“It takes time; it takes effort, takes work,” he said. “I really have to give (Hetfield) a lot of credit for the inspiration for that… It definitely helped to know that I wasn’t alone in it. And it certainly helped me clear my head and focus more. And really get down to writing again — really, truly writing.”
Last November, Taylor was asked by the “The Moon Under Water” podcast how he navigates going to pubs and bars now that he no longer drinks alcohol. He responded: “The first few years is weird, because you realize quickly how much a part of your personality booze has become, and you kind of have to sort out who you are, what you’re comfortable with and largely just the habit of it.
“I was never a big beer drinker, so non-alcoholic brew, that wasn’t the key,” he explained. “So I started with sodas and then just kind of went to water. And now that’s just what I do.
“To me, going out and hanging out in a pub or a bar or whatever is more about the company you keep. And you realize at some point the golden moment is going to go away. So you try to time your departure right around that time where you’re just, like, ‘Okay, we’ve got about 10 minutes before he becomes a super mess. So I’m gonna split, and I’ll talk to you guys later.'”
Taylor added: “I try not to ‘Irish goodbye’ everybody, where you just split. I only did that, really, when I was drinking. (Laughs) But I make sure that everybody’s good; I make sure that everybody’s… Okay, if anybody needs a ride home, I’m the first one to do it. ‘Cause it’s usually just me and my wife. My wife still drinks, but she’s very social. She’s way better at it than I was. Usually right about the time she’s starting to kind of… She’s just, like, ‘I’m tired. We need to split.’ I’m, like, ‘Ah. You had me at ‘I’m ready to go.” So we’re out the door and heading for home.”
Corey previously discussed his long history of drug use and eventual recovery in a January 2020 interview with BBC Radio 6 Music presenter Mary Anne Hobbs. At the time, he said: “You get to the point where you realize that what you do means so much to you that you wanna do it at the absolute top of your game. And you know me — I’m a nut, so if I’m going all the way, I’m gonna go all the way and above and beyond.

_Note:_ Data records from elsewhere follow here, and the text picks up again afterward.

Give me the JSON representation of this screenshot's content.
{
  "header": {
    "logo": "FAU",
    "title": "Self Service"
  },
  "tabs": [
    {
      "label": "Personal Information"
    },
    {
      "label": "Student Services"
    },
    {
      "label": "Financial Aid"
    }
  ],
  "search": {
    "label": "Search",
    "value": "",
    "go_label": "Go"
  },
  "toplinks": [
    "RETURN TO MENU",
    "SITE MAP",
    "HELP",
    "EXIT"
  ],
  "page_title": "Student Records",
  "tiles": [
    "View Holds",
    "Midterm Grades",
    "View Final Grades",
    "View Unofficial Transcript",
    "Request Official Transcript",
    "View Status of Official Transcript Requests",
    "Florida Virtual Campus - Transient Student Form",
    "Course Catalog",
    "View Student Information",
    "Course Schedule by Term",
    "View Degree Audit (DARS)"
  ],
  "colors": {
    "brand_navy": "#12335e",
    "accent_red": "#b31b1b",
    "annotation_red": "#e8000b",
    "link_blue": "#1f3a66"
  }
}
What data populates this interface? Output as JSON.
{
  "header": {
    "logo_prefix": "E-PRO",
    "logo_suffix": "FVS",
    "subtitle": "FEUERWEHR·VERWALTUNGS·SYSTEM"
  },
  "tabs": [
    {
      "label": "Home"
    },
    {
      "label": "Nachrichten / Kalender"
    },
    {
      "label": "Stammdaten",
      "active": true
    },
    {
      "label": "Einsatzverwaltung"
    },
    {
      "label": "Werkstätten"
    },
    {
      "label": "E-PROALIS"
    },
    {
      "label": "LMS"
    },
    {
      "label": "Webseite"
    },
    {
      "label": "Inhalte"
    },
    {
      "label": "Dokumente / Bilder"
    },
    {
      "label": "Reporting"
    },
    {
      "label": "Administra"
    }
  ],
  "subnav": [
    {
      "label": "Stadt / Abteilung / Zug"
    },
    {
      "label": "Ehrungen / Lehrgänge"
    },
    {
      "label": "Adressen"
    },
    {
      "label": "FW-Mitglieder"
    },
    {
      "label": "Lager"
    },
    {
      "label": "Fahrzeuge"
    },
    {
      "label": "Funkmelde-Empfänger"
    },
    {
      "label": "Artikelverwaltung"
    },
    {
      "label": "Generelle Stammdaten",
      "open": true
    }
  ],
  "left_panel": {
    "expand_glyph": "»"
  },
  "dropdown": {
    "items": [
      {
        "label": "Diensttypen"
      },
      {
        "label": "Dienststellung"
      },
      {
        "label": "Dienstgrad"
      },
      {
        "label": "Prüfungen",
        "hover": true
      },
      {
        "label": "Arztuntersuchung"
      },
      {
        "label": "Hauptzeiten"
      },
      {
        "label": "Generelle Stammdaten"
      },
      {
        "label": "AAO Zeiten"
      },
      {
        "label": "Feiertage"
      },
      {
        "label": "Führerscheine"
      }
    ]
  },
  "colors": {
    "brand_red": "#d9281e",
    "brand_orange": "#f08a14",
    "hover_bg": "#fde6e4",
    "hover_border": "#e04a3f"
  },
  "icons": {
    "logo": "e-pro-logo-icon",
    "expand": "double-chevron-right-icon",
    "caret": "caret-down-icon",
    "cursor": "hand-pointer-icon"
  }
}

“I’ve struggled with drinking for a long time, especially with having that kind of addictive personality side to me,” he continued. “But at the same time, I’ve also had this weird switch where when I decide to quit something, that’s it. And this year is ten years for me. And then I quit smoking, which I never thought I would do. And that was just as difficult, if not worse. But then you get to the point where you start going, ‘Okay, we’re done quitting things. What can we do to improve ourselves?’ So I started really looking at the way I eat and the way I take care of myself. I started training again and really trying to get physically fit to the point where if I went on stage, I knew that I could do the best show that I’ve done in twenty years. And that became part of just keeping this thing alive.”
Five years ago, Taylor, who tried to commit suicide in 2003 by attempting to jump off a hotel balcony while struggling with alcoholism, was honored with the “Icon” award at Rock To Recovery‘s second annual awareness event and benefit. In his acceptance speech, the singer said: “I had my first drink when I was five years old, did my first drug when I was eleven, and it was just all fucked up from there. I lost a lot of friends.”
During a 2016 appearance on the “Meet Your Heroes” SiriusXM radio show, Taylor said that his personality turned “vicious” and he had a “dark attitude” while drunk. He added: “To this day, there are still a lot of friends of mine who are, like, ‘If you ever fall off the wagon, don’t call me.’ So I know it’s in me, and I think that’s the difference between me and a lot of other people is the fact that I can at least admit it.”
He continued: “I just let booze get in the way for a while and then I kind of pulled myself out of it. I feel like I’m doing my best work now, to be honest.”
Corey‘s sophomore solo album, “CMF2”, will be released on September 15.
Corey Taylor photo credit: Marina Hunter